── RECORDS TO PROCESS

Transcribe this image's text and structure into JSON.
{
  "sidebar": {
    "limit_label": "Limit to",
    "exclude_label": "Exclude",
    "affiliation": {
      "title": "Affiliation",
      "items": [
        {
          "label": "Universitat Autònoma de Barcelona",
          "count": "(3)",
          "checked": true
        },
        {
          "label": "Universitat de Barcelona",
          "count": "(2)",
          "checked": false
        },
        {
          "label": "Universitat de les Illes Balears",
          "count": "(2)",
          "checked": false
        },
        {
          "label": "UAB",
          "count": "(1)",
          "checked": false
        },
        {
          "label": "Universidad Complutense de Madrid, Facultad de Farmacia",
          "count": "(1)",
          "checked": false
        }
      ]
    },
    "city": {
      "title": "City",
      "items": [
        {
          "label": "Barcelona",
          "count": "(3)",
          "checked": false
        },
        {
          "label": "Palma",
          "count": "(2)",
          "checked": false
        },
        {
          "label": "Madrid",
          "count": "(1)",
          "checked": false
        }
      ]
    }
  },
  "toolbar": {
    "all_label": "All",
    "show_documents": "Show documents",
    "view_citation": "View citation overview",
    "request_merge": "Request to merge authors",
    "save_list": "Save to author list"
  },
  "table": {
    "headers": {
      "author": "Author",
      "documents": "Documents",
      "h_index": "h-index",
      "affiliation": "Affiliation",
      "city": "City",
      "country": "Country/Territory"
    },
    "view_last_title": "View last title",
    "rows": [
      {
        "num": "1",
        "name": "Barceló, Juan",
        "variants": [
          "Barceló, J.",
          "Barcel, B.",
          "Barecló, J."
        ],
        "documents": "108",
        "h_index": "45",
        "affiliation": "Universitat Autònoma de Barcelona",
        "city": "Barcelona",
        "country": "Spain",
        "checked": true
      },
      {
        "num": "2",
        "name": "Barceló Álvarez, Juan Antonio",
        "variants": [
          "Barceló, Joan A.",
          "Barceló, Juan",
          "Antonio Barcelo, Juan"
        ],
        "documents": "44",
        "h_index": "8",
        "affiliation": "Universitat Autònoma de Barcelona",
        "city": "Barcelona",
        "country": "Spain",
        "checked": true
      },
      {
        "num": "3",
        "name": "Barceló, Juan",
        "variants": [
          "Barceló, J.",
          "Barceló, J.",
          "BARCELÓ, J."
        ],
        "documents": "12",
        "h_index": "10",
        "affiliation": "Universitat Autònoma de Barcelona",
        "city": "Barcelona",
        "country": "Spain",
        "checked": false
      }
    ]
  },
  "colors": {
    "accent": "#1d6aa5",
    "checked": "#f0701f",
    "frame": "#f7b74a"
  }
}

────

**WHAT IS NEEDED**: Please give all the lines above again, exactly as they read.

**TASK RESULT**:
Transcribe this image's text and structure into JSON.
{
  "sidebar": {
    "limit_label": "Limit to",
    "exclude_label": "Exclude",
    "affiliation": {
      "title": "Affiliation",
      "items": [
        {
          "label": "Universitat Autònoma de Barcelona",
          "count": "(3)",
          "checked": true
        },
        {
          "label": "Universitat de Barcelona",
          "count": "(2)",
          "checked": false
        },
        {
          "label": "Universitat de les Illes Balears",
          "count": "(2)",
          "checked": false
        },
        {
          "label": "UAB",
          "count": "(1)",
          "checked": false
        },
        {
          "label": "Universidad Complutense de Madrid, Facultad de Farmacia",
          "count": "(1)",
          "checked": false
        }
      ]
    },
    "city": {
      "title": "City",
      "items": [
        {
          "label": "Barcelona",
          "count": "(3)",
          "checked": false
        },
        {
          "label": "Palma",
          "count": "(2)",
          "checked": false
        },
        {
          "label": "Madrid",
          "count": "(1)",
          "checked": false
        }
      ]
    }
  },
  "toolbar": {
    "all_label": "All",
    "show_documents": "Show documents",
    "view_citation": "View citation overview",
    "request_merge": "Request to merge authors",
    "save_list": "Save to author list"
  },
  "table": {
    "headers": {
      "author": "Author",
      "documents": "Documents",
      "h_index": "h-index",
      "affiliation": "Affiliation",
      "city": "City",
      "country": "Country/Territory"
    },
    "view_last_title": "View last title",
    "rows": [
      {
        "num": "1",
        "name": "Barceló, Juan",
        "variants": [
          "Barceló, J.",
          "Barcel, B.",
          "Barecló, J."
        ],
        "documents": "108",
        "h_index": "45",
        "affiliation": "Universitat Autònoma de Barcelona",
        "city": "Barcelona",
        "country": "Spain",
        "checked": true
      },
      {
        "num": "2",
        "name": "Barceló Álvarez, Juan Antonio",
        "variants": [
          "Barceló, Joan A.",
          "Barceló, Juan",
          "Antonio Barcelo, Juan"
        ],
        "documents": "44",
        "h_index": "8",
        "affiliation": "Universitat Autònoma de Barcelona",
        "city": "Barcelona",
        "country": "Spain",
        "checked": true
      },
      {
        "num": "3",
        "name": "Barceló, Juan",
        "variants": [
          "Barceló, J.",
          "Barceló, J.",
          "BARCELÓ, J."
        ],
        "documents": "12",
        "h_index": "10",
        "affiliation": "Universitat Autònoma de Barcelona",
        "city": "Barcelona",
        "country": "Spain",
        "checked": false
      }
    ]
  },
  "colors": {
    "accent": "#1d6aa5",
    "checked": "#f0701f",
    "frame": "#f7b74a"
  }
}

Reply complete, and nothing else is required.